» Task instructions
Give the entries again, precisely as they were written.

» Extracted records

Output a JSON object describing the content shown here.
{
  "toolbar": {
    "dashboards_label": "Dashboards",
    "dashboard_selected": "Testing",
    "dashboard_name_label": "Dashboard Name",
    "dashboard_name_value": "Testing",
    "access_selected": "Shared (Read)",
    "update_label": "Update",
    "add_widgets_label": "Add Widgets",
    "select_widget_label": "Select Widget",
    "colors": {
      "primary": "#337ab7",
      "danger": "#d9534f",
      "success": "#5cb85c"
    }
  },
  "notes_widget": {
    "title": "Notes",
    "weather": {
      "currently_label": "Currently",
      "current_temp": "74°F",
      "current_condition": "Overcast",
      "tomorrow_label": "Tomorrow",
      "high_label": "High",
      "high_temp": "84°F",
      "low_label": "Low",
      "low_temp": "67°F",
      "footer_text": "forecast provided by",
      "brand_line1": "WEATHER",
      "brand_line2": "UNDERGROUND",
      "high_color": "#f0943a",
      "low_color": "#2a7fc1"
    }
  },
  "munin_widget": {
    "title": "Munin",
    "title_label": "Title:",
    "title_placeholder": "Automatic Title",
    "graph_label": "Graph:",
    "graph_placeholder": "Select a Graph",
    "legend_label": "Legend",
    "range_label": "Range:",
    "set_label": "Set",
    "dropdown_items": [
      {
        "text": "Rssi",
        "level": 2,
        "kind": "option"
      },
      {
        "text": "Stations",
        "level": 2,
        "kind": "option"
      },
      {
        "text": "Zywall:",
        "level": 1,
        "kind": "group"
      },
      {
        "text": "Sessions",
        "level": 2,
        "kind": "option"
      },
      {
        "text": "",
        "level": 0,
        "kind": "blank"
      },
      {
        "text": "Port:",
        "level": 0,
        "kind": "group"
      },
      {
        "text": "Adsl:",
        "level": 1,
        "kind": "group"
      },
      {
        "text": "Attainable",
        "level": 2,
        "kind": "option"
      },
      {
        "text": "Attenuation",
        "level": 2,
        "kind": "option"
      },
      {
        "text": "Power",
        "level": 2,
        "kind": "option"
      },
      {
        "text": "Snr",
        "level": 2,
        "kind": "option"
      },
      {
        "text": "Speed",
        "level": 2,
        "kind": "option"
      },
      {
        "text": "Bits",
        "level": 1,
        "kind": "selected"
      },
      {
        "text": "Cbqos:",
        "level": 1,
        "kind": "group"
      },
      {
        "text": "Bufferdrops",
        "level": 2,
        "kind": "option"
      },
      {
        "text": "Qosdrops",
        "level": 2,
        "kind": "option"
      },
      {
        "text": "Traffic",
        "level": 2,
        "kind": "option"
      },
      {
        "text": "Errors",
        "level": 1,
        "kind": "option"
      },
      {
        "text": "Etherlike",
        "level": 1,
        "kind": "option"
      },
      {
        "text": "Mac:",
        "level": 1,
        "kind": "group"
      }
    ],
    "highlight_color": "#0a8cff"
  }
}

» Exercise answer
Output a JSON object describing the content shown here.
{
  "toolbar": {
    "dashboards_label": "Dashboards",
    "dashboard_selected": "Testing",
    "dashboard_name_label": "Dashboard Name",
    "dashboard_name_value": "Testing",
    "access_selected": "Shared (Read)",
    "update_label": "Update",
    "add_widgets_label": "Add Widgets",
    "select_widget_label": "Select Widget",
    "colors": {
      "primary": "#337ab7",
      "danger": "#d9534f",
      "success": "#5cb85c"
    }
  },
  "notes_widget": {
    "title": "Notes",
    "weather": {
      "currently_label": "Currently",
      "current_temp": "74°F",
      "current_condition": "Overcast",
      "tomorrow_label": "Tomorrow",
      "high_label": "High",
      "high_temp": "84°F",
      "low_label": "Low",
      "low_temp": "67°F",
      "footer_text": "forecast provided by",
      "brand_line1": "WEATHER",
      "brand_line2": "UNDERGROUND",
      "high_color": "#f0943a",
      "low_color": "#2a7fc1"
    }
  },
  "munin_widget": {
    "title": "Munin",
    "title_label": "Title:",
    "title_placeholder": "Automatic Title",
    "graph_label": "Graph:",
    "graph_placeholder": "Select a Graph",
    "legend_label": "Legend",
    "range_label": "Range:",
    "set_label": "Set",
    "dropdown_items": [
      {
        "text": "Rssi",
        "level": 2,
        "kind": "option"
      },
      {
        "text": "Stations",
        "level": 2,
        "kind": "option"
      },
      {
        "text": "Zywall:",
        "level": 1,
        "kind": "group"
      },
      {
        "text": "Sessions",
        "level": 2,
        "kind": "option"
      },
      {
        "text": "",
        "level": 0,
        "kind": "blank"
      },
      {
        "text": "Port:",
        "level": 0,
        "kind": "group"
      },
      {
        "text": "Adsl:",
        "level": 1,
        "kind": "group"
      },
      {
        "text": "Attainable",
        "level": 2,
        "kind": "option"
      },
      {
        "text": "Attenuation",
        "level": 2,
        "kind": "option"
      },
      {
        "text": "Power",
        "level": 2,
        "kind": "option"
      },
      {
        "text": "Snr",
        "level": 2,
        "kind": "option"
      },
      {
        "text": "Speed",
        "level": 2,
        "kind": "option"
      },
      {
        "text": "Bits",
        "level": 1,
        "kind": "selected"
      },
      {
        "text": "Cbqos:",
        "level": 1,
        "kind": "group"
      },
      {
        "text": "Bufferdrops",
        "level": 2,
        "kind": "option"
      },
      {
        "text": "Qosdrops",
        "level": 2,
        "kind": "option"
      },
      {
        "text": "Traffic",
        "level": 2,
        "kind": "option"
      },
      {
        "text": "Errors",
        "level": 1,
        "kind": "option"
      },
      {
        "text": "Etherlike",
        "level": 1,
        "kind": "option"
      },
      {
        "text": "Mac:",
        "level": 1,
        "kind": "group"
      }
    ],
    "highlight_color": "#0a8cff"
  }
}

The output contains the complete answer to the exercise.